Hydraulic Failure Modes
- Cavitation. Cavitation is, in many cases, an undesirable occurrence. In centrifugal pumps, cavitation causes, damage to components (erosion of the material), vibrations, noise and a loss of efficiency.
- Pressure Pulsation. Pressure pulsations are fluctuations in the basic pressure. For high-head pumps, suction and discharge pressure pulsations may cause instability of pump controls, vibration of suction and discharge piping, and high levels of pump noise.
- Pump Recirculation. A pump operating at lower capacity than design limits can suffer from recirculation which occurs internally in the pumps. Pump recirculation can cause surging and cavitation even when the available NPSHa exceeds the supplier’s NPSHr by considerable margin.
- Radial and Axial Thrust. High radial thrust that results in excessive shaft deflections may lead to persistent packing or mechanical seal problems, and possibly, shaft failure. Axial thrust is imposed along the shaft axis. High axial thrust may impose an excessive load on the bearing.
Mechanical Failure Modes
- Shaft Seizure or Break
- Bearing Failure
- Seal Failure
Other Failure Modes
Cavitation in Centrifugal Pumps
Major places where cavitation occurs are in pumps, on impellers or propellers. In centrifugal pumps, cavitation results from a reduction in suction pressure, an increase in suction temperature, or an increase in the flow rate above that for which the pump has been designed.
There are two basic types of pump cavitation:
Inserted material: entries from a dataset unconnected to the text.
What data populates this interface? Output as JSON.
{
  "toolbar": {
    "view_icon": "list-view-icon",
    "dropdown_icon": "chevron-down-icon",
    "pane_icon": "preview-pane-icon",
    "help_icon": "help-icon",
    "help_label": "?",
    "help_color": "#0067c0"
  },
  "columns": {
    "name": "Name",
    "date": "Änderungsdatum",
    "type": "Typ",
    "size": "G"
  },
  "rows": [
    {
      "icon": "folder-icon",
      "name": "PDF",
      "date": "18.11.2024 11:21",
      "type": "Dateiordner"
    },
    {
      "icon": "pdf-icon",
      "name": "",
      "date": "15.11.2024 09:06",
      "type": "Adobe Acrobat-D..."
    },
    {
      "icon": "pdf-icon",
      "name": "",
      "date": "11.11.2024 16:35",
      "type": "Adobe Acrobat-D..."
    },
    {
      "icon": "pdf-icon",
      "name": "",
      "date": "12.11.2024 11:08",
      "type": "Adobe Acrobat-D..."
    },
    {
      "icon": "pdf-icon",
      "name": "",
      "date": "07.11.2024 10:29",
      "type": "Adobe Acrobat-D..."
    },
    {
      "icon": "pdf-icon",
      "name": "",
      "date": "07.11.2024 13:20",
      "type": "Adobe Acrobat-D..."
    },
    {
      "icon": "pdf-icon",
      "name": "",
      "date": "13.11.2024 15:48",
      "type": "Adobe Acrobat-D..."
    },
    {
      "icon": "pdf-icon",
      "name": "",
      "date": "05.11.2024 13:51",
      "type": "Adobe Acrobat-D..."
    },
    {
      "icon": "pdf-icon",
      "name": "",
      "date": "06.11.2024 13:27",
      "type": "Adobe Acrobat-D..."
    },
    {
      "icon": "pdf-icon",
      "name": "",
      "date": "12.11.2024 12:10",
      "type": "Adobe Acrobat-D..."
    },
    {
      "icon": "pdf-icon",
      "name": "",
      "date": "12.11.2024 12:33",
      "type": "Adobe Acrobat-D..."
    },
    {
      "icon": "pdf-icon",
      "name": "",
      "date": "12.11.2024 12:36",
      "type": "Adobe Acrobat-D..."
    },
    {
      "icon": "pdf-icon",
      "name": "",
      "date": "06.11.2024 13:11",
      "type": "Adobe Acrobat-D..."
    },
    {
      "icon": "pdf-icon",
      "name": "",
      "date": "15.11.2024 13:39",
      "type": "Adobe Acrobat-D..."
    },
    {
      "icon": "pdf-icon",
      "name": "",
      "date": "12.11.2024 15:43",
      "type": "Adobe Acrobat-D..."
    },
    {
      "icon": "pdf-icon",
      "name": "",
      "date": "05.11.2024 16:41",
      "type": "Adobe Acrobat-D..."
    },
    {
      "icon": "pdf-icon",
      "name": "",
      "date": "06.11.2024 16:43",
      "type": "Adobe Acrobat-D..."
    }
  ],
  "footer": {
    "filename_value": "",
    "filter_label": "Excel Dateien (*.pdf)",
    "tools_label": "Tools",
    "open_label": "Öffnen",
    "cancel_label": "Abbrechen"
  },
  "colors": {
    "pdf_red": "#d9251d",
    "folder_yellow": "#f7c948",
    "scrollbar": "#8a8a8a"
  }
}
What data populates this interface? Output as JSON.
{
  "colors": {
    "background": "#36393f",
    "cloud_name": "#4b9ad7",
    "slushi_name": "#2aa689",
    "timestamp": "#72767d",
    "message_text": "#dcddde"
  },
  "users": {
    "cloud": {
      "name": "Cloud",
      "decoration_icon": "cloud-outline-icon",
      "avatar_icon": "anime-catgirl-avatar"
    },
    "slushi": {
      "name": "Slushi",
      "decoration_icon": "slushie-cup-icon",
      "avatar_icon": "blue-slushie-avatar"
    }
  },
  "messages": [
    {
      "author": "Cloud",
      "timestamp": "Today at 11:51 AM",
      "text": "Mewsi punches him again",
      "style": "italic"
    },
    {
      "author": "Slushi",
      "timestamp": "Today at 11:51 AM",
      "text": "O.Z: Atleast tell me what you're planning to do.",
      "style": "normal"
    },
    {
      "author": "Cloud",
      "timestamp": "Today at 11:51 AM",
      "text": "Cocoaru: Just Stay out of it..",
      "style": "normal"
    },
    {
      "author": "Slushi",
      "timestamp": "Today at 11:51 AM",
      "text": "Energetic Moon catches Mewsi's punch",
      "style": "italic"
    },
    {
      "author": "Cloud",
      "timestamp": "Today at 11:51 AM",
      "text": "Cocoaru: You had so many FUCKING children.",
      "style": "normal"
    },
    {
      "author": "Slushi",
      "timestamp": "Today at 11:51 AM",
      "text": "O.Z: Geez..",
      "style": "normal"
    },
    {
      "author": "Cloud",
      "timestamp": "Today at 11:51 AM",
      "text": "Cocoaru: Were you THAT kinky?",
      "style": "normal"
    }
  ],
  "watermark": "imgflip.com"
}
The Cavitation Number (Ca) or Cavitation Parameter is a dimensionless number used in flow calculations. It is conventional to characterize how close the pressure in the liquid flow is to the vapor pressure (and therefore the potential for cavitation) by means of the cavitation number.
The Cavitation Number can be expressed as:
CA = Cavitation Number
p = local pressure (Pa)
pv = vapor pressure of the fluid (Pa)
ρ = density of the fluid (kg/m3)
v = velocity of fluid (m/s)
Cavitation is, in many cases, an undesirable occurrence. In centrifugal pumps, cavitation causes damage to components (erosion of the material), vibrations, noise and a loss of efficiency.
Perhaps the most important engineering problem caused by cavitation is the material damage that cavitation bubbles can cause when they collapse in the vicinity of a solid surface. Cavitation bubbles collapse is a violent process that generates highly localized shock waves and microjets. They force energetic liquid into very small volumes, thereby creating spots of high temperature and these intense disturbances generate highly localized and transient surface stresses to a solid surface. Signs of erosion will appear as pitting due to the waterhammering action of the collapsing vapour bubbles. It has been found that cavitation damage rates increase rapidly with the increase in the volume flow rate.
Softer materials can be damaged even by short-term occurrance of cavitation. Individual pits can be observed after a single bubble collapse. Therefore harder materials are used for centrifugal pumps. But with the harder materials used in most applications, the cyclic stress due to repeated collapses can cause local surface fatigue failure. Thus cavitation damage to metals usually has the appearance of fatigue failure.
When the cavitation bubbles collapse, they force energetic liquid into very small volumes, thereby creating spots of high temperature and emitting shock waves, the latter of which are a source of noise. Although the collapse of a small cavity is a relatively low-energy event, highly localized collapses can erode metals, such as steel, over time. The pitting caused by the collapse of cavities produces great wear on components and can dramatically shorten a propeller or pump’s lifetime.
Cavitation is usually accompanied also by:
- Noise. Typical noise is caused by collapsing cavities. The level of the noise that results from cavitation is a measure of the severity of the cavitation.
- Vibration. Pump vibrations due to cavitation are characteristically low frequency vibrations, usually found in the 0 to 10 Hz range.
- Reduction in pump efficiency. A decrease in efficiency of the pump is a more reliable sign of cavitation occurring.